This made my heart skip a beat. It seems antithetical to reporting, and it's something I would never do. Yes, every reporter has cleaned up a quote -- snipping off a "well" or "um," repairing garbled grammar that is otherwise inconsequential. Sometimes the verbatim transcription of what a person says does obscure the truth of the matter; sometimes one's longhand or shorthand fails. But then we paraphrase, and attribute. We omit the quotation marks. We don't pass off the words as being actually uttered. Right? Talese's comment makes me wonder how much of the piece was, well, conjured. I'm not passing judgment; I'm just wondering, and a bit baffled. No, wait.

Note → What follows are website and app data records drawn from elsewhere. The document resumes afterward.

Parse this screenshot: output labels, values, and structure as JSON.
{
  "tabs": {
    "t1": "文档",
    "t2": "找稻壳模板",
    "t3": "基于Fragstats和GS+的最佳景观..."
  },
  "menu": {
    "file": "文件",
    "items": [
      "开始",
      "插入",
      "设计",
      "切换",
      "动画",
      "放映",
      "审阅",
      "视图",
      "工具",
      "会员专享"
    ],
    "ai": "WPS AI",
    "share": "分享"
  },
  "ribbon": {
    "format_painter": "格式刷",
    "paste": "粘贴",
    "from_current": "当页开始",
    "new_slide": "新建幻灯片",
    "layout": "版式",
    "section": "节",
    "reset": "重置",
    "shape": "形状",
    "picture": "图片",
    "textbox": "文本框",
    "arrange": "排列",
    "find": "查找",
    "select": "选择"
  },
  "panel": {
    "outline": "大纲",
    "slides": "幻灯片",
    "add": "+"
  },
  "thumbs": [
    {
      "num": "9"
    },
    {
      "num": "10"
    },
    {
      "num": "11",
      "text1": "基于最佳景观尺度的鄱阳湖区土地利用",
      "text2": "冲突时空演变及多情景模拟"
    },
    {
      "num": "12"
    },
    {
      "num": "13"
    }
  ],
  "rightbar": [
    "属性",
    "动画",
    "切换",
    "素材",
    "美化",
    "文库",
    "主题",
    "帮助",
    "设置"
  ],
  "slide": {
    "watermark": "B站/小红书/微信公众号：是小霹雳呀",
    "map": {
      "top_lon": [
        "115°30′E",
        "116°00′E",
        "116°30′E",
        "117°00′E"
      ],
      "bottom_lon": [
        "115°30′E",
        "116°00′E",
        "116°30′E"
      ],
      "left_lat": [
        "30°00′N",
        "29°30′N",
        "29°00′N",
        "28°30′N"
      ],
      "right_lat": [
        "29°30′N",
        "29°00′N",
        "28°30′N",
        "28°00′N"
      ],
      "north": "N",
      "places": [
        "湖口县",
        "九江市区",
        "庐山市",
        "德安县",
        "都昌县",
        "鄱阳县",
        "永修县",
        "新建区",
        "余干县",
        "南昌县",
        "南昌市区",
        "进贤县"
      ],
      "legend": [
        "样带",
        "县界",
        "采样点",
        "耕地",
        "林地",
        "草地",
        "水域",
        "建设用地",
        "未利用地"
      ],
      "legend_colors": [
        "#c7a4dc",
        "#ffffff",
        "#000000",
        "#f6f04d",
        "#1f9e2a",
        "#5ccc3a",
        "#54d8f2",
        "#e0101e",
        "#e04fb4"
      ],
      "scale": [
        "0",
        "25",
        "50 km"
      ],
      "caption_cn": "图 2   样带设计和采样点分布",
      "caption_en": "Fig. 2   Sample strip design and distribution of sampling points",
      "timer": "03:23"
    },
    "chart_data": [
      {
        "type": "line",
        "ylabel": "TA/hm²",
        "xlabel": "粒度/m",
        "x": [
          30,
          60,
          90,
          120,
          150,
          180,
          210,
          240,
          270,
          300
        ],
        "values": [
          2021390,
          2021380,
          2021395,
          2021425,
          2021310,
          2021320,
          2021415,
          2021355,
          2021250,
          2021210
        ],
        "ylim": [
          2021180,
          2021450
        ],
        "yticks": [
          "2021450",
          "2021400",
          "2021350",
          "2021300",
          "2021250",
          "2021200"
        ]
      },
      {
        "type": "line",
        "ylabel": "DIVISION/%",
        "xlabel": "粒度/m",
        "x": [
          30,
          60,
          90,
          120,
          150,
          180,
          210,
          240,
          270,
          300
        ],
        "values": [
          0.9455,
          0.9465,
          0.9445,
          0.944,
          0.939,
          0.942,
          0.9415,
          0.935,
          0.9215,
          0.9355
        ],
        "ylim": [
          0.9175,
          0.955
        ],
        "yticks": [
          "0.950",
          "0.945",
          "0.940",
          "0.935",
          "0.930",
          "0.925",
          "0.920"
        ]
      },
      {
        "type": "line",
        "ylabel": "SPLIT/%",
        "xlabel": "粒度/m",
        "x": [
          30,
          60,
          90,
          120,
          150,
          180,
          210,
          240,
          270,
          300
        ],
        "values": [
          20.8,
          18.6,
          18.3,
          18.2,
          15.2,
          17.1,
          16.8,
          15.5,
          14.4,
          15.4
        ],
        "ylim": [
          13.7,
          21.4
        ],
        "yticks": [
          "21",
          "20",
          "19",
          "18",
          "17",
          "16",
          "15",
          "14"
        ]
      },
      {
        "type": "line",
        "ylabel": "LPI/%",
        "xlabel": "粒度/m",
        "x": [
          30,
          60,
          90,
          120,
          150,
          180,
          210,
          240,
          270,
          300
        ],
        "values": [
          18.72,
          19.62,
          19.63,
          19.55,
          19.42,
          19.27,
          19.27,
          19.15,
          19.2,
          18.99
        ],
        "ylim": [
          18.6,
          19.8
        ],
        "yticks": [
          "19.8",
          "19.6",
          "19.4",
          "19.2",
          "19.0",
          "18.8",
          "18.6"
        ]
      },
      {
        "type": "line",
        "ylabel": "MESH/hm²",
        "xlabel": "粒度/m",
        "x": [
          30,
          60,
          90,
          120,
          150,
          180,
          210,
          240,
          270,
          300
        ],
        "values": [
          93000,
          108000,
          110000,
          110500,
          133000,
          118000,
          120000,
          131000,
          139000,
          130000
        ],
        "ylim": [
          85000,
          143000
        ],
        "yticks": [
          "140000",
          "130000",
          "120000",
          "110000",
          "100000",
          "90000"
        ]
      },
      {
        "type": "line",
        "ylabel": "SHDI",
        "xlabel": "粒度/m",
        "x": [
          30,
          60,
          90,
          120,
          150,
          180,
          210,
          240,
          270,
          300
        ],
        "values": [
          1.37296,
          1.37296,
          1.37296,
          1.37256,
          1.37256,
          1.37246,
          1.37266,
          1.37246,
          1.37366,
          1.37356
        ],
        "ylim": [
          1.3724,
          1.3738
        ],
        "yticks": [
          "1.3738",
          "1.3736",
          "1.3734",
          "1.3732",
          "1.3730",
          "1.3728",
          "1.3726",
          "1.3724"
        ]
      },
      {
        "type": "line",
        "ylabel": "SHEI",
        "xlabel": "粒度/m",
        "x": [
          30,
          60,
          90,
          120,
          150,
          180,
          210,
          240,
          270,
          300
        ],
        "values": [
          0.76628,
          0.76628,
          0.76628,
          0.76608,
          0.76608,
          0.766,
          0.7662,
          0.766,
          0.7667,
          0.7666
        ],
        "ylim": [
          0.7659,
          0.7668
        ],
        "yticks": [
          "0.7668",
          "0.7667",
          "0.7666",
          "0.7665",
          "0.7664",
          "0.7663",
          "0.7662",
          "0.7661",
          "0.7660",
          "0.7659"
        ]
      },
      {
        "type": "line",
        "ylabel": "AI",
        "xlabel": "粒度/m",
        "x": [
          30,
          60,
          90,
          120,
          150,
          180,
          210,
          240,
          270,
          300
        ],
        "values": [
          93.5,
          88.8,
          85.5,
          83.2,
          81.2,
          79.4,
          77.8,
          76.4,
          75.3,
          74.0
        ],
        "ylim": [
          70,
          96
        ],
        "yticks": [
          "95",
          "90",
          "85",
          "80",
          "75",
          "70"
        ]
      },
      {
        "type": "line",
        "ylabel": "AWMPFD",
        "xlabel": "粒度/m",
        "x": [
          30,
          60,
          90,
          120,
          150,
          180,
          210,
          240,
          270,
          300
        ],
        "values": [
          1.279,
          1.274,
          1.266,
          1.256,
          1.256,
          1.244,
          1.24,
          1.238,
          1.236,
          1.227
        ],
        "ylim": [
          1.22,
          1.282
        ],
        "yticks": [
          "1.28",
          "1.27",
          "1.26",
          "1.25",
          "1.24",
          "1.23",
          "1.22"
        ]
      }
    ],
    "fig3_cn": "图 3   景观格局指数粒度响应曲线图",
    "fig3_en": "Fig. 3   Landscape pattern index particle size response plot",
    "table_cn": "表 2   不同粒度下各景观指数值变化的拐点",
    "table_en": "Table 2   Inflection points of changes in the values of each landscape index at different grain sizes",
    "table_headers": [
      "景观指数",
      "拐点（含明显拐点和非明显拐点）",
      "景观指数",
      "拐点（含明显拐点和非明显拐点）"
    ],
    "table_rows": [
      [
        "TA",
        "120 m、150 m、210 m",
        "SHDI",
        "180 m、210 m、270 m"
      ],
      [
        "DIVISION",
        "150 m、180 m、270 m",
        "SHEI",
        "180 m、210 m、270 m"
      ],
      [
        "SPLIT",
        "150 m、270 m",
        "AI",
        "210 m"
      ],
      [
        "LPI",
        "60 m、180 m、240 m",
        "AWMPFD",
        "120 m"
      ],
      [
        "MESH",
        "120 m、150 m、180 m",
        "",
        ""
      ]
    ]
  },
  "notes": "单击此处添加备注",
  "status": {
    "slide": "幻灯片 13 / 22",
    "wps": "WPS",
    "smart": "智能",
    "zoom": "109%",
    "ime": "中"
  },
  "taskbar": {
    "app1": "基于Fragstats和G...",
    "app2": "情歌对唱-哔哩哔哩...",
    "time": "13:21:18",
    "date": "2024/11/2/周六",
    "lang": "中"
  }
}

I think I am passing judgment.

This is a roundabout way of saying that I finally wrote a true write-around, with about the same amount of time to report and write as Talese had (31 days). I came up with 12,000 fewer words and insights, but then my mark was not the foremost singer of the 20th century. This blog post, by the way, does not claim that my task deserves even to be contrasted with Talese's; I'm merely tapping away on the topic of the write-around as a genre of journalism, and using that genre's most talked-about example as a way to get close to it.

So. My subject was former D.C. mayor Adrian Fenty, who declined to be interviewed. His soon-to-be-ex-wife and his family also weren't talking. I counted on two close Fenty friends to lead me in the right direction, and to confirm facts, but mostly I was writing about someone from the periphery, through tertiary sources. I was able to observe him briefly in person over two days in San Francisco, so at least I had scenic terrain to till. And you know what? It turned out okay. Mostly because I realized that this wasn't a profile of Adrian Fenty so much as it was a profile of the idea of Adrian Fenty. I don't have the subject himself, but I have everyone else's interpretation of the subject. Which is what Talese had. Something else the writer of the write-around has? His or her own interpretation of the subject, based on the reporting and the listening and the watching and, most importantly, the thinking. A chief source in the write-around is the writer himself. Perhaps that latitude results in a kind of exactness. Ther resulting piece, to me, is not flesh and blood but a hologram, triangulated from different directions and angles. And holograms are cool, right? Our illustration, created by Kilmany-Jo Liversage, is kinda hologrammy:

 Illustration by Kilmany-Jo Liversage for The Washington Post

Illustration by Kilmany-Jo Liversage for The Washington Post